“Somehow, the progressive wisdom has decided that those who fly Australian flags are ‘racists’ rather than ‘nationalists’. So the word nationalism is now, in informed circles, code for the word racism. To add insult to injury, it seems those who fly Australian flags are less intelligent than those who don’t.”
Meanwhile, those who disagree with the punditocracy are dismissed as “bogans” whose unfashionable opinions are symptoms of a galloping stupidity. There is little to be said for Mike Carlton, the failed radio host who departed the Sydney Morning Herald after heaping obscene abuse on his critics, but one of his recent tweets is instructive: “Like so many of those hacks,” Carlton fulminated in reference to the Daily Telegraph’s Tim Blair, “he’s there to distract the bogans while Murdoch, Rinehart et al. do what they want.” See how it works? Disagree and it must be because you are the tool of some evil puppetmaster! This is an anti-democratic agenda to delegitimize the mainstream majority, and legitimise and advance their own position. As Oswald Spengler put it:
“It must be stated again and again that this society … is sick, sick in its instincts and therefore in its mind. It offers no defence. It takes pleasure in its own vilification and disintegration. ”

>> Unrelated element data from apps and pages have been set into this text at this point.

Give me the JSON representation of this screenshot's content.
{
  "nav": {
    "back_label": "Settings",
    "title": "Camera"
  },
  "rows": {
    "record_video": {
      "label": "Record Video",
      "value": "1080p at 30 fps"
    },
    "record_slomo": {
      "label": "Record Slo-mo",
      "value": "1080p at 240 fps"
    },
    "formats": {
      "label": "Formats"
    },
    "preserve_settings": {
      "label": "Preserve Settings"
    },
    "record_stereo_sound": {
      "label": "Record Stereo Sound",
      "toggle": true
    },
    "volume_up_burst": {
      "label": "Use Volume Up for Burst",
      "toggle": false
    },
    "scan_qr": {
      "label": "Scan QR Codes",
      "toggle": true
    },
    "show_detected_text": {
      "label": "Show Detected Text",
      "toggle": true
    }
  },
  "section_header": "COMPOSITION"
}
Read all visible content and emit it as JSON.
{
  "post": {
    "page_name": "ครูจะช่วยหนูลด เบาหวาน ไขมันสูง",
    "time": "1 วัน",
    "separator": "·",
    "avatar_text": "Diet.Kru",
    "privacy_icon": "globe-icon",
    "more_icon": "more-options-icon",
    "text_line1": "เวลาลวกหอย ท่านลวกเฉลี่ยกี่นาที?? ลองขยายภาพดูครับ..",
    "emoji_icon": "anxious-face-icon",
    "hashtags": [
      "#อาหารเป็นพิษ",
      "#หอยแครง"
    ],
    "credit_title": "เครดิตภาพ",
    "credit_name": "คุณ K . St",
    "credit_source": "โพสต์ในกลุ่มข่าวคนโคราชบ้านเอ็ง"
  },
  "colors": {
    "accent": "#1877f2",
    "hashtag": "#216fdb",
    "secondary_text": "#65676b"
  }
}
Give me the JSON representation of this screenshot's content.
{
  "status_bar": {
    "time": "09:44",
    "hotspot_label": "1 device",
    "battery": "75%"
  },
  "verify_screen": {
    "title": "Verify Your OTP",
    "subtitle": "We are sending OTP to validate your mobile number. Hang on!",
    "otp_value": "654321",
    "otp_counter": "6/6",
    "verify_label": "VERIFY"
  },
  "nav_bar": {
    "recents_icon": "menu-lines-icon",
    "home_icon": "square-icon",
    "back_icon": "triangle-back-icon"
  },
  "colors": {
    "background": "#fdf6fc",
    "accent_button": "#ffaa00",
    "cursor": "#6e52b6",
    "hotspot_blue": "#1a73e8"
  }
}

Antonio Gramsci, the Italian Marxist, would have been proud, for it was he who charted the ‘long march through the core institutions’. From the universities to the ABC to Gillian Triggs Human Rights Commission and scores of other publicly funded bodies where leftists hire leftists, the destinations have been reached and the institutions colonised. Even the military has been unable to resist — its mission to be ready to give battle and defend the country subsumed by the leftist agenda. Here, for example, is an analysis published by the Sydney Morning Herald , is the blueprint for dismantling the military’s “warrior culture”:
“The Sex Discrimination Commissioner, Elizabeth Broderick, wants the ADF to fundamentally rethink the way it selects its leaders. She wants to temper the warrior culture that traditionally sees the most senior officers in army, navy and airforce come from backgrounds in combat or command. And she wants to open up more ‘gateways’ to the top Defence jobs from other areas within the military such as logistics, human services and health, where the 14 per cent of the ADF who are female tend to be clustered.

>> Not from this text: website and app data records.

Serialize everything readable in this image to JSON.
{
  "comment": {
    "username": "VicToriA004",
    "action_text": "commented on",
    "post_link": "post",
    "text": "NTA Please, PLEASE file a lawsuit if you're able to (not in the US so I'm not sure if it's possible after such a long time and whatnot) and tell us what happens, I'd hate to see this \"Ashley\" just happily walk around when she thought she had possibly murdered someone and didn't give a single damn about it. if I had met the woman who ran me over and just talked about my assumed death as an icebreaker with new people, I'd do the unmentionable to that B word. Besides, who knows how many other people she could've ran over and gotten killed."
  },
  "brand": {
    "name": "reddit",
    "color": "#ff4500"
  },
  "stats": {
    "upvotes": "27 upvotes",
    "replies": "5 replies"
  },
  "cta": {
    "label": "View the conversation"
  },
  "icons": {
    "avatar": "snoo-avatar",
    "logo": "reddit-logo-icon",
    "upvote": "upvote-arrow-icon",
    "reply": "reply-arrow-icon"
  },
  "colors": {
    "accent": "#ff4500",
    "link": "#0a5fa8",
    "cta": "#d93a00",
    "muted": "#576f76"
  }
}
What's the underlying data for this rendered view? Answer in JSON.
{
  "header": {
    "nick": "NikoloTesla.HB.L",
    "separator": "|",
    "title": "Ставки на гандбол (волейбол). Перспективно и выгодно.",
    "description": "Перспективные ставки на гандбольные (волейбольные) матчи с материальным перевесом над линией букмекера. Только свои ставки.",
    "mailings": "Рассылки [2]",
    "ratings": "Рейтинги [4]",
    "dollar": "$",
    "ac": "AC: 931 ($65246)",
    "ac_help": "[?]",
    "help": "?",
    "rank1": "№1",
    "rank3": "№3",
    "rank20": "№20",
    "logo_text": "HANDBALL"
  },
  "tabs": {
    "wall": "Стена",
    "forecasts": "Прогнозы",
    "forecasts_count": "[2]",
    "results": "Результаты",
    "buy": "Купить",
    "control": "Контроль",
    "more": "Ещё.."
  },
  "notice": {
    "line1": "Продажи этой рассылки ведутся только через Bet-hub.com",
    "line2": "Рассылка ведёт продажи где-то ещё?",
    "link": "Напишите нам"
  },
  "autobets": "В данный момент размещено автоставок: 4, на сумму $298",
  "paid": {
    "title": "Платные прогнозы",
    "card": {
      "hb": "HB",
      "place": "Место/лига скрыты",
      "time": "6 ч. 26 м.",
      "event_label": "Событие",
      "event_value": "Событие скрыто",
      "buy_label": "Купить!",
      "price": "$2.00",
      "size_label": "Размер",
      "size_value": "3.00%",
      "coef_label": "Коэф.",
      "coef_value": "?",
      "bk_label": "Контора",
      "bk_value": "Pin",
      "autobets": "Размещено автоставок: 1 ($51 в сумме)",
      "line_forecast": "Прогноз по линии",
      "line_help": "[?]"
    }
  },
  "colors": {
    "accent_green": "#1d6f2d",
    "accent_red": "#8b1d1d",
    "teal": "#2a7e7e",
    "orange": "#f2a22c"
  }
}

‘Senior leadership positions in all three services are traditionally appointed from categories in which women have been precluded, or in which they are under-represented,’’ she says. “So the ADF will have to create ‘pathways (to leadership) through non-war fighting categories”.’ ”

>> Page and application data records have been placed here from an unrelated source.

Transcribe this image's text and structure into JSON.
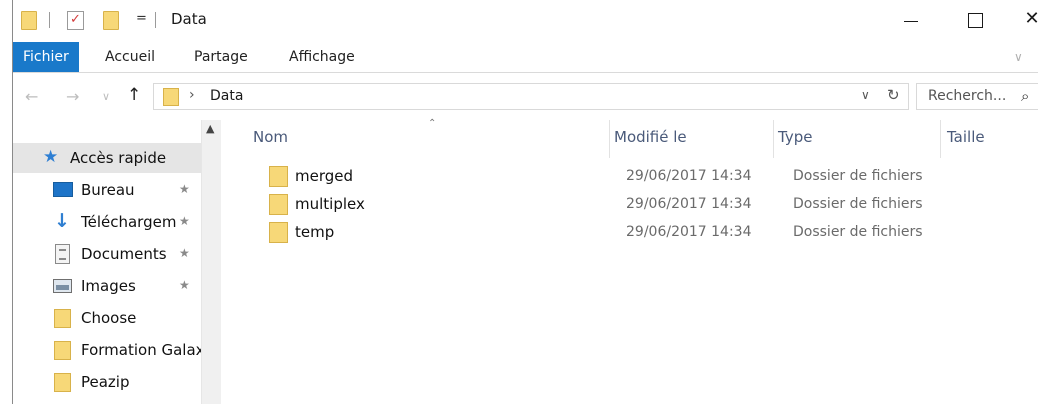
{
  "window": {
    "title": "Data",
    "qat_arrow": "=",
    "close_symbol": "✕"
  },
  "ribbon": {
    "tabs": [
      {
        "label": "Fichier",
        "active": true
      },
      {
        "label": "Accueil",
        "active": false
      },
      {
        "label": "Partage",
        "active": false
      },
      {
        "label": "Affichage",
        "active": false
      }
    ],
    "expand_symbol": "∨"
  },
  "nav": {
    "back_symbol": "←",
    "forward_symbol": "→",
    "recent_symbol": "∨",
    "up_symbol": "↑",
    "breadcrumb_sep": "›",
    "path": "Data",
    "dropdown_symbol": "∨",
    "refresh_symbol": "↻"
  },
  "search": {
    "placeholder": "Recherch...",
    "icon_symbol": "⌕"
  },
  "sidebar": {
    "pin_symbol": "★",
    "items": [
      {
        "label": "Accès rapide",
        "icon": "star-icon",
        "selected": true
      },
      {
        "label": "Bureau",
        "icon": "desktop-icon",
        "pinned": true
      },
      {
        "label": "Téléchargem…",
        "icon": "download-icon",
        "pinned": true
      },
      {
        "label": "Documents",
        "icon": "documents-icon",
        "pinned": true
      },
      {
        "label": "Images",
        "icon": "images-icon",
        "pinned": true
      },
      {
        "label": "Choose",
        "icon": "folder-icon"
      },
      {
        "label": "Formation Galax",
        "icon": "folder-icon"
      },
      {
        "label": "Peazip",
        "icon": "folder-icon"
      }
    ]
  },
  "columns": {
    "name": "Nom",
    "modified": "Modifié le",
    "type": "Type",
    "size": "Taille"
  },
  "files": [
    {
      "name": "merged",
      "modified": "29/06/2017 14:34",
      "type": "Dossier de fichiers"
    },
    {
      "name": "multiplex",
      "modified": "29/06/2017 14:34",
      "type": "Dossier de fichiers"
    },
    {
      "name": "temp",
      "modified": "29/06/2017 14:34",
      "type": "Dossier de fichiers"
    }
  ],
  "colors": {
    "accent": "#1979ca",
    "folder": "#f7d878",
    "selection": "#e5e5e5"
  }
}
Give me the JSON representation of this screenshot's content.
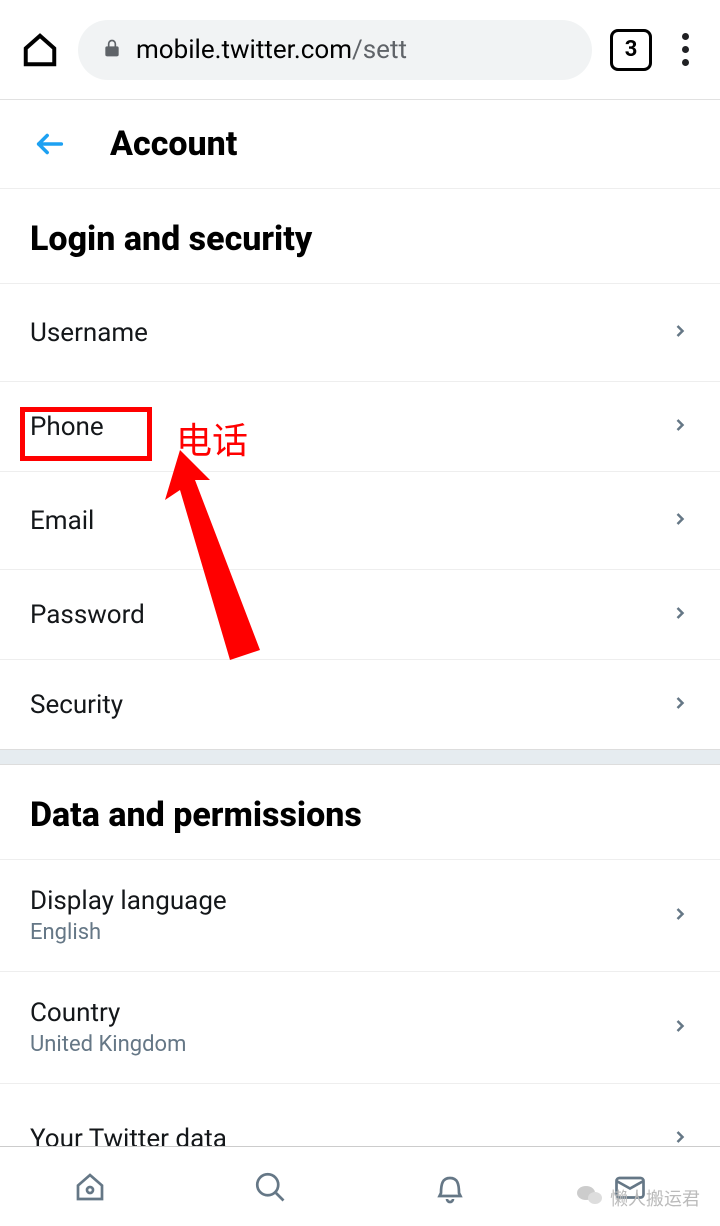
{
  "browser": {
    "url_host": "mobile.twitter.com",
    "url_path": "/sett",
    "tab_count": "3"
  },
  "header": {
    "title": "Account"
  },
  "sections": {
    "login_security": {
      "title": "Login and security",
      "items": {
        "username": "Username",
        "phone": "Phone",
        "email": "Email",
        "password": "Password",
        "security": "Security"
      }
    },
    "data_permissions": {
      "title": "Data and permissions",
      "items": {
        "display_language": {
          "label": "Display language",
          "value": "English"
        },
        "country": {
          "label": "Country",
          "value": "United Kingdom"
        },
        "your_twitter_data": {
          "label": "Your Twitter data"
        }
      }
    }
  },
  "annotation": {
    "text": "电话"
  },
  "watermark": {
    "text": "懒人搬运君"
  }
}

Two cultures — leftism and Islam — subscribing to incompatible philosophies are working together. The enemy of my enemy is my friend, the old adage goes, thus do we see so-called progressives encouraging Muslin immigration while simultaneously declaring themselves confused as to the motives of men waving bloody knives and shouting “Allahu Akbar”. State the obvious, that Islam is bent on conquest and always has been, and the charge of being an Islamaphobe rings out from the left’s institutional fiefdoms. Each creed, Islam and leftism, is a tool to be used by the other.
To what extent should the mainstream allow itself to be taken over by minority cultures with their own private agendas? To what extent is it legitimate for the mainstream culture to mount Spengler’s “desperate self-defence” against those bent on destroying it? More to the point, how much longer do we have before it is too late to reclaim all that has been lost and suborned?